┌────────

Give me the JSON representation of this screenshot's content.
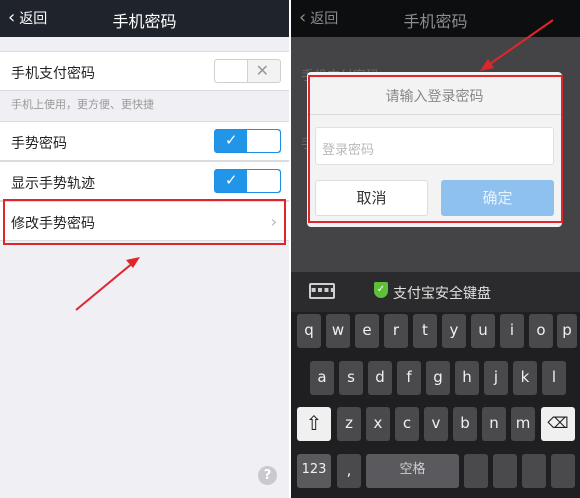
{
  "left": {
    "nav": {
      "back_label": "返回",
      "title": "手机密码"
    },
    "rows": {
      "pay_password": "手机支付密码",
      "pay_hint": "手机上使用，更方便、更快捷",
      "gesture_password": "手势密码",
      "show_trace": "显示手势轨迹",
      "modify_gesture": "修改手势密码"
    }
  },
  "right": {
    "nav": {
      "back_label": "返回",
      "title": "手机密码"
    },
    "dim_rows": [
      "手机支付密码",
      "手"
    ],
    "dialog": {
      "title": "请输入登录密码",
      "input_placeholder": "登录密码",
      "cancel_label": "取消",
      "confirm_label": "确定"
    },
    "keyboard": {
      "title": "支付宝安全键盘",
      "row1": [
        "q",
        "w",
        "e",
        "r",
        "t",
        "y",
        "u",
        "i",
        "o",
        "p"
      ],
      "row2": [
        "a",
        "s",
        "d",
        "f",
        "g",
        "h",
        "j",
        "k",
        "l"
      ],
      "row3": [
        "z",
        "x",
        "c",
        "v",
        "b",
        "n",
        "m"
      ],
      "num_label": "123",
      "comma": ",",
      "space_label": "空格"
    }
  },
  "colors": {
    "accent": "#2196e8",
    "annotation_red": "#e0262c",
    "nav_bg": "#1f232b"
  }
}
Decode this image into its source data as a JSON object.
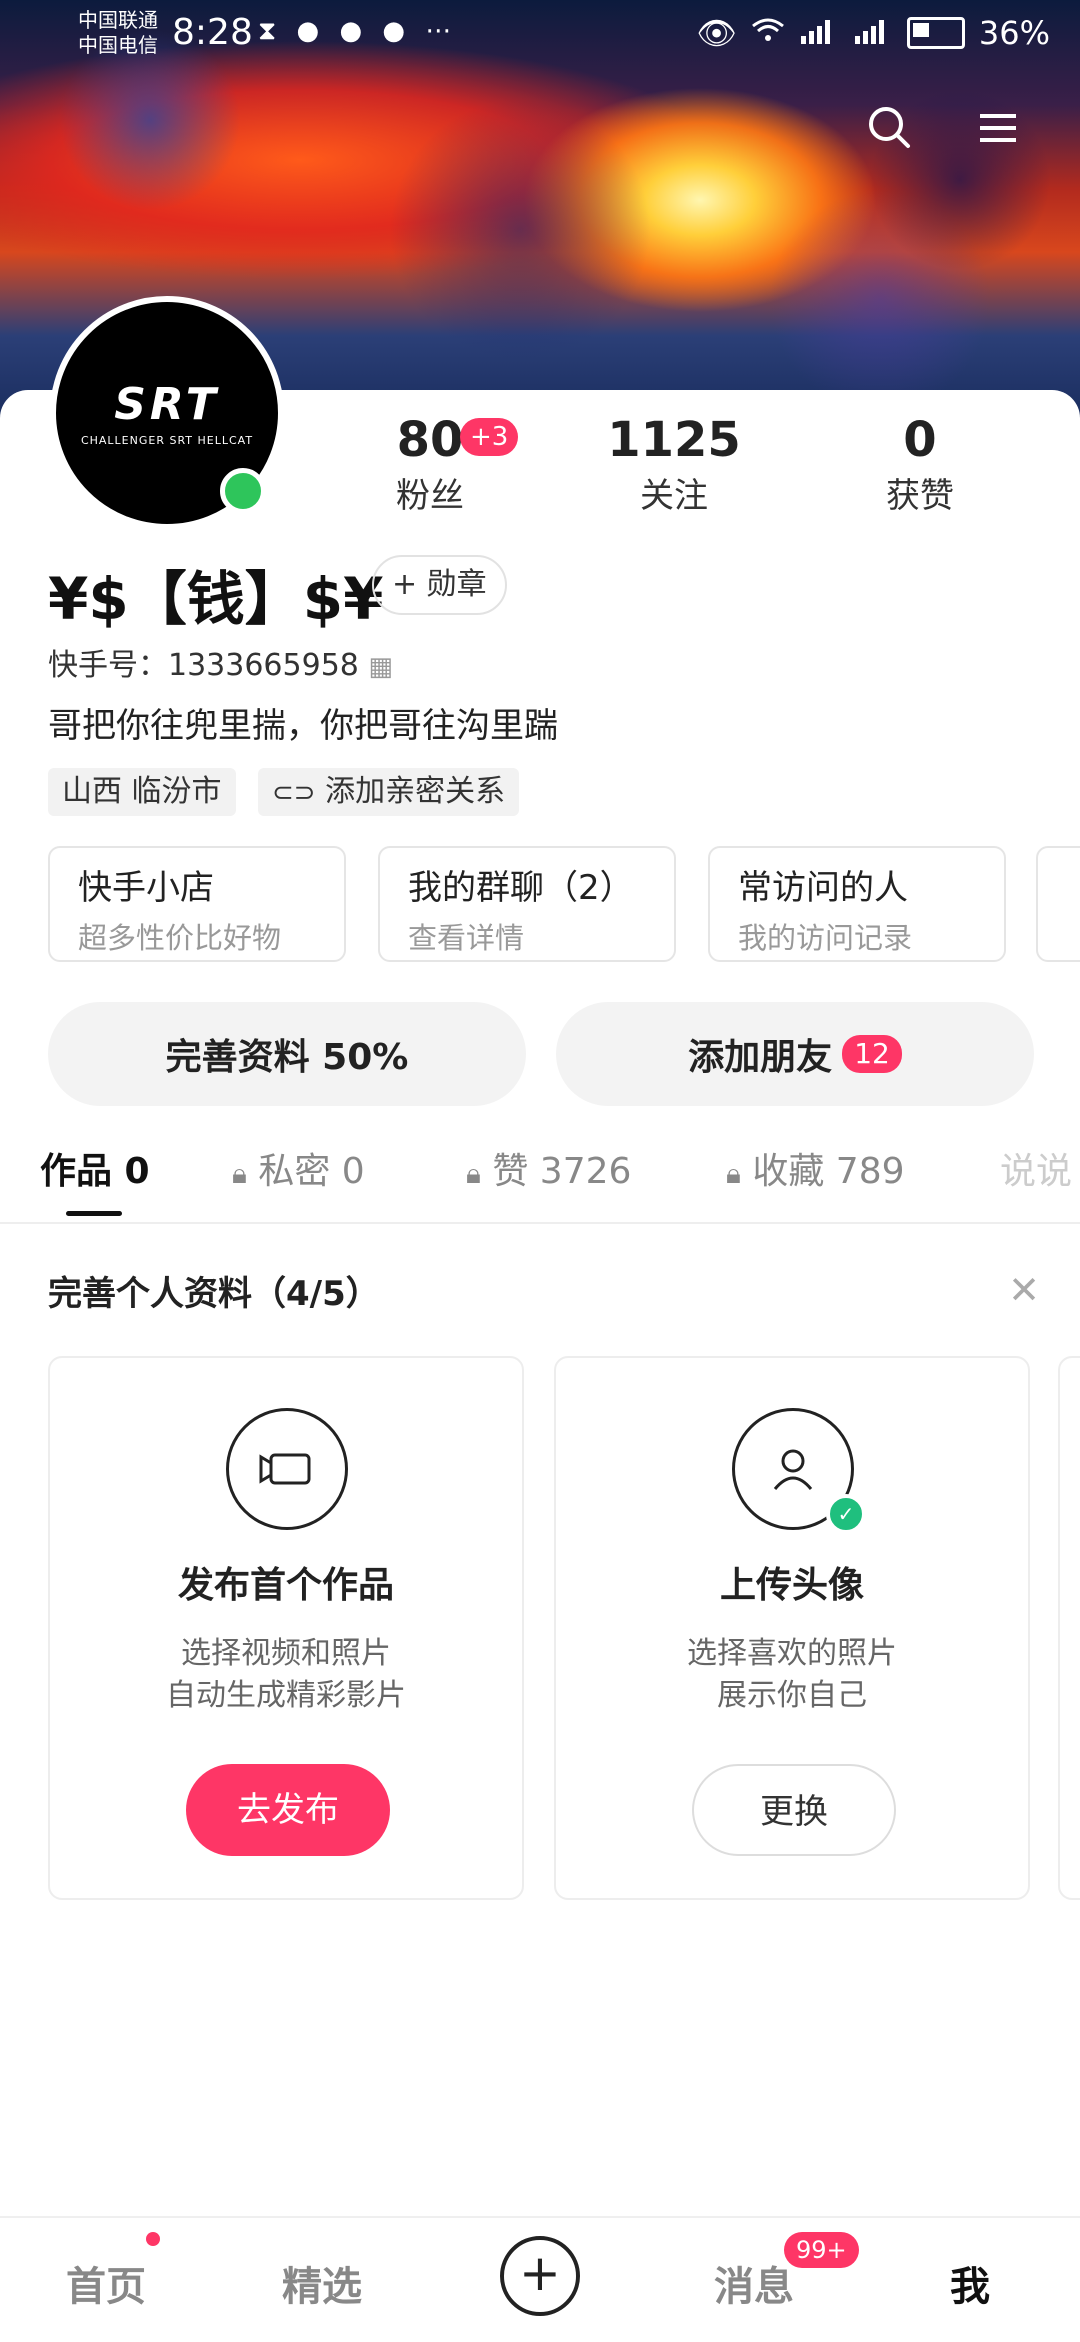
{
  "status_bar": {
    "carrier1": "中国联通",
    "carrier2": "中国电信",
    "time": "8:28",
    "battery": "36%"
  },
  "profile": {
    "avatar_text": "SRT",
    "avatar_sub": "CHALLENGER SRT HELLCAT",
    "name": "¥$【钱】$¥",
    "medal_label": "+ 勋章",
    "kuaishou_id": "快手号：1333665958",
    "bio": "哥把你往兜里揣，你把哥往沟里踹",
    "tags": [
      "山西 临汾市",
      "添加亲密关系"
    ]
  },
  "stats": {
    "fans_num": "80",
    "fans_delta": "+3",
    "fans_label": "粉丝",
    "follow_num": "1125",
    "follow_label": "关注",
    "likes_num": "0",
    "likes_label": "获赞"
  },
  "quick_entries": [
    {
      "title": "快手小店",
      "sub": "超多性价比好物"
    },
    {
      "title": "我的群聊（2）",
      "sub": "查看详情"
    },
    {
      "title": "常访问的人",
      "sub": "我的访问记录"
    }
  ],
  "actions": {
    "complete_profile": "完善资料 50%",
    "add_friend": "添加朋友",
    "add_friend_count": "12"
  },
  "tabs": [
    {
      "label": "作品 0"
    },
    {
      "label": "私密 0"
    },
    {
      "label": "赞 3726"
    },
    {
      "label": "收藏 789"
    },
    {
      "label": "说说"
    }
  ],
  "section": {
    "title": "完善个人资料（4/5）"
  },
  "tasks": [
    {
      "title": "发布首个作品",
      "desc1": "选择视频和照片",
      "desc2": "自动生成精彩影片",
      "button": "去发布"
    },
    {
      "title": "上传头像",
      "desc1": "选择喜欢的照片",
      "desc2": "展示你自己",
      "button": "更换"
    }
  ],
  "bottom_nav": {
    "home": "首页",
    "featured": "精选",
    "messages": "消息",
    "messages_badge": "99+",
    "me": "我"
  }
}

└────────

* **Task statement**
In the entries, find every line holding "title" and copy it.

* **Result for this task**
      "title": "手机密码"
      "title": "手机密码"
      "title": "请输入登录密码",
      "title": "支付宝安全键盘",
      "title": "快手小店",
      "title": "我的群聊（2）",
      "title": "常访问的人",
    "title": "完善个人资料（4/5）"
      "title": "发布首个作品",
      "title": "上传头像",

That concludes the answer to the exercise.